Data breaches are common today and they’re only increasing in frequency. Now that dozens if not hundreds of companies have your data, these breaches can affect your personal security. In light of that risk, you should know what to do if you’re involved in a data breach.
Businesses in all 50 states are legally required to tell you if your data was part of a breach. If you get one of these notifications in your email, double-check the sender and look the event up to verify it’s real. If it is, follow these seven steps.
1. Change Your Passwords
If you were part of a breach, the first thing you should do is change your passwords on every online account. Even though most people know better, 65% of users today use the same password or a variation across multiple accounts. That means if a hacker got a password to one of your accounts in a data breach, they could use it to access another one.
You can prevent breaches from spreading by using different passwords for each account. If you’re worried you’ll forget them — as 68% of people who reuse passwords are — try using a password manager to remember them for you.
“If a hacker got a password to one of your accounts in a data breach, they could use it to access another one”
2. Enable Multi-Factor Authentication
Using stronger passwords is an essential first step, but your security needs to go further. You should also enable multi-factor authentication (MFA) on any accounts that offer it to provide an additional layer of security.
MFA often works by sending you a text or email with a one-time code after you enter your password. It’s relatively simple but ensures even a breached password isn’t enough to break into your account. As a result, it stops up to 50% of account compromise attacks, so it’s worth the extra time.
3. Set Up a Fraud Alert
Next, it’s a good idea to contact one of the three credit bureaus — Equifax, Experian and TransUnion — to place a fraud alert on your credit report. When you do this, businesses must verify your identity before opening any new credit in your name. That extra verification step can prevent a cybercriminal from stealing your identity with breached information.
Fraud alerts are free and last for one year. You don’t have to contact all three bureaus, either. If you tell one to set up an alert, they will tell the other two to do the same.
4. Consider Freezing Your Credit
While you’re talking to the credit bureaus, you can go further and freeze your credit. Like a fraud alert, a credit freeze is free, but it goes a step beyond and makes it impossible to open a new line of credit in your name altogether.
Unlike a fraud alert, you’ll have to contact each credit bureau individually to freeze your credit. It’s also a more inconvenient option, as you won’t be able to open any new credit until you unfreeze it, but it’s more secure. Identity theft victims lose a median of $500, so it could be worth it to take this extra step.
“Identity theft victims lose a median of $500.”
5. Monitor Your Accounts
Even after taking these steps, you may still be vulnerable to further damage from the data breach. Consequently, you should keep a close eye on your bank accounts and any online profiles that hold your financial data. That way, you can spot potential threats sooner.

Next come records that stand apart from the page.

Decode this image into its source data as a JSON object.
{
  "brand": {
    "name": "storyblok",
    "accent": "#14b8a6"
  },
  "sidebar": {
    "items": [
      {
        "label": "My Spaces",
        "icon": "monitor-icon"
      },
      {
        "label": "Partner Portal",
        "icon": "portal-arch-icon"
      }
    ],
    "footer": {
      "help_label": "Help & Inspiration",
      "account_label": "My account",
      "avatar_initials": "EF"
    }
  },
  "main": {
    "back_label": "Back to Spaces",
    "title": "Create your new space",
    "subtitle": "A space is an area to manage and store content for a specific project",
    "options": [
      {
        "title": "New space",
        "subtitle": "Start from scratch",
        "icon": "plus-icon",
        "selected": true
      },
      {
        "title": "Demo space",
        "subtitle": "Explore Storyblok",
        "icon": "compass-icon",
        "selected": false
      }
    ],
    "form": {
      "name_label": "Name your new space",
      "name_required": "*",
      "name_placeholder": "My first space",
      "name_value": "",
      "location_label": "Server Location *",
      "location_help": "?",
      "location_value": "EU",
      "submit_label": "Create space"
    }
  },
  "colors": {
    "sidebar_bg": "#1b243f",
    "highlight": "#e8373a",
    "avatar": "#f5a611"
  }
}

If you see something suspicious, like a purchase you didn’t make, contact your bank and explain the situation. You may have to cancel your credit or debit card to be safe. If you notice unusual activity on an online account, it’s also a good idea to change your password again, even if you’ve already done that earlier.
6. Protect Against Future Breaches
Once some time passes with no updates or suspicious activity, you’re likely in the clear for this data breach. However, that doesn’t mean you can become complacent about your security. Instead, take the opportunity to become more secure and prevent similar events in the future.
Using strong, unique passwords and MFA on all accounts is a good start. You should also consider what businesses you give your data to. Always make sure a service is trustworthy before giving it any permissions or information.
Even then, remember that 95% of data breaches are at least partially because of human error. That means even a secure service can mess up, so it’s best to give out as little information as possible in every instance to minimize the damage of a breach.
“Always make sure a service is trustworthy before giving it any permissions or information.”
7. Contact Relevant Authorities if Necessary
Finally, you may want to reach out to the authorities about the data breach. Maybe you haven’t heard anything from the company that experienced the breach or you’ve suffered some losses and wonder what to do next. Contacting law enforcement officials can help.
If you think you lost some sensitive information, you can report identity theft on IdentityTheft.gov to notify authorities and learn what to do. If nothing else, this ensures security professionals are paying attention to the case.
“If you think you lost some sensitive information, you can report identity theft on IdentityTheft.gov.”
Quick Action Is Key to Protecting Your Data
Data breaches can be highly damaging, and as an individual, you may feel helpless, but that’s not necessarily the case. If you follow these steps, you can keep your data and money safe. Time is of the essence when responding to a data breach notification. The sooner you take action, the safer you’ll be.